> [Work instruction]
Give the data back exactly as it stands.

************

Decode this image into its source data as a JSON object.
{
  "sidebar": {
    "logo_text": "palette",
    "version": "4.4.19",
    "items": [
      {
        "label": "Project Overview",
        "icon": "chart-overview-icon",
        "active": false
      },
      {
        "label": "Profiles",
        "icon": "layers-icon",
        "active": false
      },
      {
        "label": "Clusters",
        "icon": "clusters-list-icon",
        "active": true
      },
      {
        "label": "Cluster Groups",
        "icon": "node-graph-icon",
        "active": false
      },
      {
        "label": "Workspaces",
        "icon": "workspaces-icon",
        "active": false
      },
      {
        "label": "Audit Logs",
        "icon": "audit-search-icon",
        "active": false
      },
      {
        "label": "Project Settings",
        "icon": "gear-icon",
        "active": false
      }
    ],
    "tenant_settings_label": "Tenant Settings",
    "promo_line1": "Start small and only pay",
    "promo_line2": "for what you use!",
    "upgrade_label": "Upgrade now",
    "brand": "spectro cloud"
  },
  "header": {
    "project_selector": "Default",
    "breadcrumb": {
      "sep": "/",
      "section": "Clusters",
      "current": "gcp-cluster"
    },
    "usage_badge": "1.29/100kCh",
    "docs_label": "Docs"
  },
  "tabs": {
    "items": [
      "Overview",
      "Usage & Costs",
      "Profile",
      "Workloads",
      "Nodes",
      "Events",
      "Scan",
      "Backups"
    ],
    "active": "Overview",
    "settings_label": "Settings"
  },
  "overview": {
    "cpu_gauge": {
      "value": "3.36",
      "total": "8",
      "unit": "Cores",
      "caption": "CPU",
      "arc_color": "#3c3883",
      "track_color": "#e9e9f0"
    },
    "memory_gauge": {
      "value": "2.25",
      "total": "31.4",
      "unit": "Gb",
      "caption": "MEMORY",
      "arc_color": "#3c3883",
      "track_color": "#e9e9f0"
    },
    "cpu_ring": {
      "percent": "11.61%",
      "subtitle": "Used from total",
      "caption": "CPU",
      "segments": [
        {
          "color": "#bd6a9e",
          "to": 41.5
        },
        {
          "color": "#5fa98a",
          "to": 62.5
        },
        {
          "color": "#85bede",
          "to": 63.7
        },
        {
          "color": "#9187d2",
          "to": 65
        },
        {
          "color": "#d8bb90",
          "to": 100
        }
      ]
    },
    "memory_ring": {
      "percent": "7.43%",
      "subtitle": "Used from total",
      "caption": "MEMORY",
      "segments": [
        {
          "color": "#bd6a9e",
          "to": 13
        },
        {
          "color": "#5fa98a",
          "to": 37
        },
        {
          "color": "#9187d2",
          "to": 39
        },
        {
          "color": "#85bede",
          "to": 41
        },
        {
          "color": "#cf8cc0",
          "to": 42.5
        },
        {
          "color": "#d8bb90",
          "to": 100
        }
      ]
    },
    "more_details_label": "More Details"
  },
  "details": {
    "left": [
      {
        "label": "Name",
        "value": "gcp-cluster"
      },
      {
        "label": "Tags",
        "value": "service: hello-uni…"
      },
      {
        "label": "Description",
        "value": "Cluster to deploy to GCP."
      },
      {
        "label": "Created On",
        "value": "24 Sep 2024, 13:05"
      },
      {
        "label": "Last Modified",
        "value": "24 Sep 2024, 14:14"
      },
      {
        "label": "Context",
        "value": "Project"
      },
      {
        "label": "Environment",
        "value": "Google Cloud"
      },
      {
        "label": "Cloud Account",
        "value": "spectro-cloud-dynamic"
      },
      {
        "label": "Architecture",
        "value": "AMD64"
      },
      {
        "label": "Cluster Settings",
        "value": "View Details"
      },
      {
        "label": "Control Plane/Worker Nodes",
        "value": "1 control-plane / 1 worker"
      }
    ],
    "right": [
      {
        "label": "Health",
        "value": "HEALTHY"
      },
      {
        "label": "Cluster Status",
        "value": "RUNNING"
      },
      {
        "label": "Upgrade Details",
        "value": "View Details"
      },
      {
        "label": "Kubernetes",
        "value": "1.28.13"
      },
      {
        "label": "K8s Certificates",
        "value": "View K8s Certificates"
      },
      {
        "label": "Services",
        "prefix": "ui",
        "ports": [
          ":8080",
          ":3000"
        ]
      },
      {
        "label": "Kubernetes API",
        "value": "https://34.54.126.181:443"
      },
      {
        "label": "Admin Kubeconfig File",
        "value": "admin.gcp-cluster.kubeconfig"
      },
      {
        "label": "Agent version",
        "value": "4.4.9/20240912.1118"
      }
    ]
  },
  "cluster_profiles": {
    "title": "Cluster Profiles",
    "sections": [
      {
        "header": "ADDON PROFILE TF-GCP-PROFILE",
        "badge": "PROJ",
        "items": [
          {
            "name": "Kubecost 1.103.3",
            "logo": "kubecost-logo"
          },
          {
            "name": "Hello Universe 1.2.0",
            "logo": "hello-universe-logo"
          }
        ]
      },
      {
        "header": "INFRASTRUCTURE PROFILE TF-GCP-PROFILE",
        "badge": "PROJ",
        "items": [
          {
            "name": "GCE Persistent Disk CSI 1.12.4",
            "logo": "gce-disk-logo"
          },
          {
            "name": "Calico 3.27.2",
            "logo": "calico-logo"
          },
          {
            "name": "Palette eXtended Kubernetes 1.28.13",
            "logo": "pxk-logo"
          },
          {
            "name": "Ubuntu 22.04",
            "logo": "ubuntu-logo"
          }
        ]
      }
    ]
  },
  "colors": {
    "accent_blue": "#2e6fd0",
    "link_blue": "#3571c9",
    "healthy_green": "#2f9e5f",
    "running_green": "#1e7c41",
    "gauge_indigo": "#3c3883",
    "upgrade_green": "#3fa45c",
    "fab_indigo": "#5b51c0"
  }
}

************

> [Task solution]
Decode this image into its source data as a JSON object.
{
  "sidebar": {
    "logo_text": "palette",
    "version": "4.4.19",
    "items": [
      {
        "label": "Project Overview",
        "icon": "chart-overview-icon",
        "active": false
      },
      {
        "label": "Profiles",
        "icon": "layers-icon",
        "active": false
      },
      {
        "label": "Clusters",
        "icon": "clusters-list-icon",
        "active": true
      },
      {
        "label": "Cluster Groups",
        "icon": "node-graph-icon",
        "active": false
      },
      {
        "label": "Workspaces",
        "icon": "workspaces-icon",
        "active": false
      },
      {
        "label": "Audit Logs",
        "icon": "audit-search-icon",
        "active": false
      },
      {
        "label": "Project Settings",
        "icon": "gear-icon",
        "active": false
      }
    ],
    "tenant_settings_label": "Tenant Settings",
    "promo_line1": "Start small and only pay",
    "promo_line2": "for what you use!",
    "upgrade_label": "Upgrade now",
    "brand": "spectro cloud"
  },
  "header": {
    "project_selector": "Default",
    "breadcrumb": {
      "sep": "/",
      "section": "Clusters",
      "current": "gcp-cluster"
    },
    "usage_badge": "1.29/100kCh",
    "docs_label": "Docs"
  },
  "tabs": {
    "items": [
      "Overview",
      "Usage & Costs",
      "Profile",
      "Workloads",
      "Nodes",
      "Events",
      "Scan",
      "Backups"
    ],
    "active": "Overview",
    "settings_label": "Settings"
  },
  "overview": {
    "cpu_gauge": {
      "value": "3.36",
      "total": "8",
      "unit": "Cores",
      "caption": "CPU",
      "arc_color": "#3c3883",
      "track_color": "#e9e9f0"
    },
    "memory_gauge": {
      "value": "2.25",
      "total": "31.4",
      "unit": "Gb",
      "caption": "MEMORY",
      "arc_color": "#3c3883",
      "track_color": "#e9e9f0"
    },
    "cpu_ring": {
      "percent": "11.61%",
      "subtitle": "Used from total",
      "caption": "CPU",
      "segments": [
        {
          "color": "#bd6a9e",
          "to": 41.5
        },
        {
          "color": "#5fa98a",
          "to": 62.5
        },
        {
          "color": "#85bede",
          "to": 63.7
        },
        {
          "color": "#9187d2",
          "to": 65
        },
        {
          "color": "#d8bb90",
          "to": 100
        }
      ]
    },
    "memory_ring": {
      "percent": "7.43%",
      "subtitle": "Used from total",
      "caption": "MEMORY",
      "segments": [
        {
          "color": "#bd6a9e",
          "to": 13
        },
        {
          "color": "#5fa98a",
          "to": 37
        },
        {
          "color": "#9187d2",
          "to": 39
        },
        {
          "color": "#85bede",
          "to": 41
        },
        {
          "color": "#cf8cc0",
          "to": 42.5
        },
        {
          "color": "#d8bb90",
          "to": 100
        }
      ]
    },
    "more_details_label": "More Details"
  },
  "details": {
    "left": [
      {
        "label": "Name",
        "value": "gcp-cluster"
      },
      {
        "label": "Tags",
        "value": "service: hello-uni…"
      },
      {
        "label": "Description",
        "value": "Cluster to deploy to GCP."
      },
      {
        "label": "Created On",
        "value": "24 Sep 2024, 13:05"
      },
      {
        "label": "Last Modified",
        "value": "24 Sep 2024, 14:14"
      },
      {
        "label": "Context",
        "value": "Project"
      },
      {
        "label": "Environment",
        "value": "Google Cloud"
      },
      {
        "label": "Cloud Account",
        "value": "spectro-cloud-dynamic"
      },
      {
        "label": "Architecture",
        "value": "AMD64"
      },
      {
        "label": "Cluster Settings",
        "value": "View Details"
      },
      {
        "label": "Control Plane/Worker Nodes",
        "value": "1 control-plane / 1 worker"
      }
    ],
    "right": [
      {
        "label": "Health",
        "value": "HEALTHY"
      },
      {
        "label": "Cluster Status",
        "value": "RUNNING"
      },
      {
        "label": "Upgrade Details",
        "value": "View Details"
      },
      {
        "label": "Kubernetes",
        "value": "1.28.13"
      },
      {
        "label": "K8s Certificates",
        "value": "View K8s Certificates"
      },
      {
        "label": "Services",
        "prefix": "ui",
        "ports": [
          ":8080",
          ":3000"
        ]
      },
      {
        "label": "Kubernetes API",
        "value": "https://34.54.126.181:443"
      },
      {
        "label": "Admin Kubeconfig File",
        "value": "admin.gcp-cluster.kubeconfig"
      },
      {
        "label": "Agent version",
        "value": "4.4.9/20240912.1118"
      }
    ]
  },
  "cluster_profiles": {
    "title": "Cluster Profiles",
    "sections": [
      {
        "header": "ADDON PROFILE TF-GCP-PROFILE",
        "badge": "PROJ",
        "items": [
          {
            "name": "Kubecost 1.103.3",
            "logo": "kubecost-logo"
          },
          {
            "name": "Hello Universe 1.2.0",
            "logo": "hello-universe-logo"
          }
        ]
      },
      {
        "header": "INFRASTRUCTURE PROFILE TF-GCP-PROFILE",
        "badge": "PROJ",
        "items": [
          {
            "name": "GCE Persistent Disk CSI 1.12.4",
            "logo": "gce-disk-logo"
          },
          {
            "name": "Calico 3.27.2",
            "logo": "calico-logo"
          },
          {
            "name": "Palette eXtended Kubernetes 1.28.13",
            "logo": "pxk-logo"
          },
          {
            "name": "Ubuntu 22.04",
            "logo": "ubuntu-logo"
          }
        ]
      }
    ]
  },
  "colors": {
    "accent_blue": "#2e6fd0",
    "link_blue": "#3571c9",
    "healthy_green": "#2f9e5f",
    "running_green": "#1e7c41",
    "gauge_indigo": "#3c3883",
    "upgrade_green": "#3fa45c",
    "fab_indigo": "#5b51c0"
  }
}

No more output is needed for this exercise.